She organized an event that was held in April 2015, called All Art, All Day, All Clearwater. The day of the event, people could ride a free Jolly Trolley tour to visit the Clearwater Main Library, Community Learning Center, Menaul Art, Canvas Zoo, Vista Galleries, Art Tryst Gallery, Dance and Circus Arts of Tampa Bay, Studio 1212, Barbaro-Gould Foundation Art Center, Gallery 1356, and Clearwater Center for the Arts.
Free art shows from 100 Plus Artists for 100 Plus Years in Clearwater were hung in two locations, to be viewed through the end of May 2015.
A juried show from the general public, including amateur and professional artists, from teens at Clearwater High School up to seniors, was on display at Morton Plant Hospital. Most of the art was marked for sale and there were steady sales of the work. The art displays were hung at several locations, including the Cheek Powell Heart & Vascular Pavilion on the Morton Plant Hospital campus, and on the first floor opposite the Nature’s Table Cafe.
Works of art from students in grades K -12 were on display at Westfield Countryside Mall – (lower level, near the ice rink, across from Zales, near Macy’s) from eight Clearwater public schools, including, Clearwater Fundamental School, Clearwater High School, Eisenhower Elementary School,Frontier Elementary, Leila G. Davis Elementary, McMullen Booth Elementary School, Paul B Stephens Exceptional Student Education Center
and Ponce de Leon Elementary.
My Favorite Art Place serves both retail and wholesale clients. They offer packing and shipping service, so geography need not be a concern. Artists can utilize these services from wherever they live and have the finished products delivered to their front door. Interior designers will find a great resource here for their residential and commercial jobs, large and small.
Since the Menauls have the space and resources to produce large volume orders, they would like to continue growing their business by adding more corporate clients and more hospitality industry accounts. They still appreciate each individual artist though, and encourage them to come give their giclee printing process a try!

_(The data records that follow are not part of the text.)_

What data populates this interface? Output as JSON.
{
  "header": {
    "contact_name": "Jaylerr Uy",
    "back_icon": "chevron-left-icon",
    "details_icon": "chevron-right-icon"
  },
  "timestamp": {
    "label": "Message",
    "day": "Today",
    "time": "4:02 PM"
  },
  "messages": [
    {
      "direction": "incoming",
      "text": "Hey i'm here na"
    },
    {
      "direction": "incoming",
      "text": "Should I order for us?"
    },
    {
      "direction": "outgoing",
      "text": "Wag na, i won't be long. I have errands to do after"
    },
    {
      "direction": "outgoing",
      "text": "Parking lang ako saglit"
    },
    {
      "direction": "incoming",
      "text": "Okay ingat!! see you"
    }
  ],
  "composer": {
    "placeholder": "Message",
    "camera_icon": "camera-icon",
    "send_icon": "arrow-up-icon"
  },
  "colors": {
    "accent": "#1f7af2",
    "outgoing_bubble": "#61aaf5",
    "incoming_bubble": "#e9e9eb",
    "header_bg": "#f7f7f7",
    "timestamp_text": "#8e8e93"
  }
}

My Favorite Art Place
1750 North Hercules, Clearwater, FL 33765
844 Art Place – studio
727-797-1199 – studio
Menaul Art on Facebook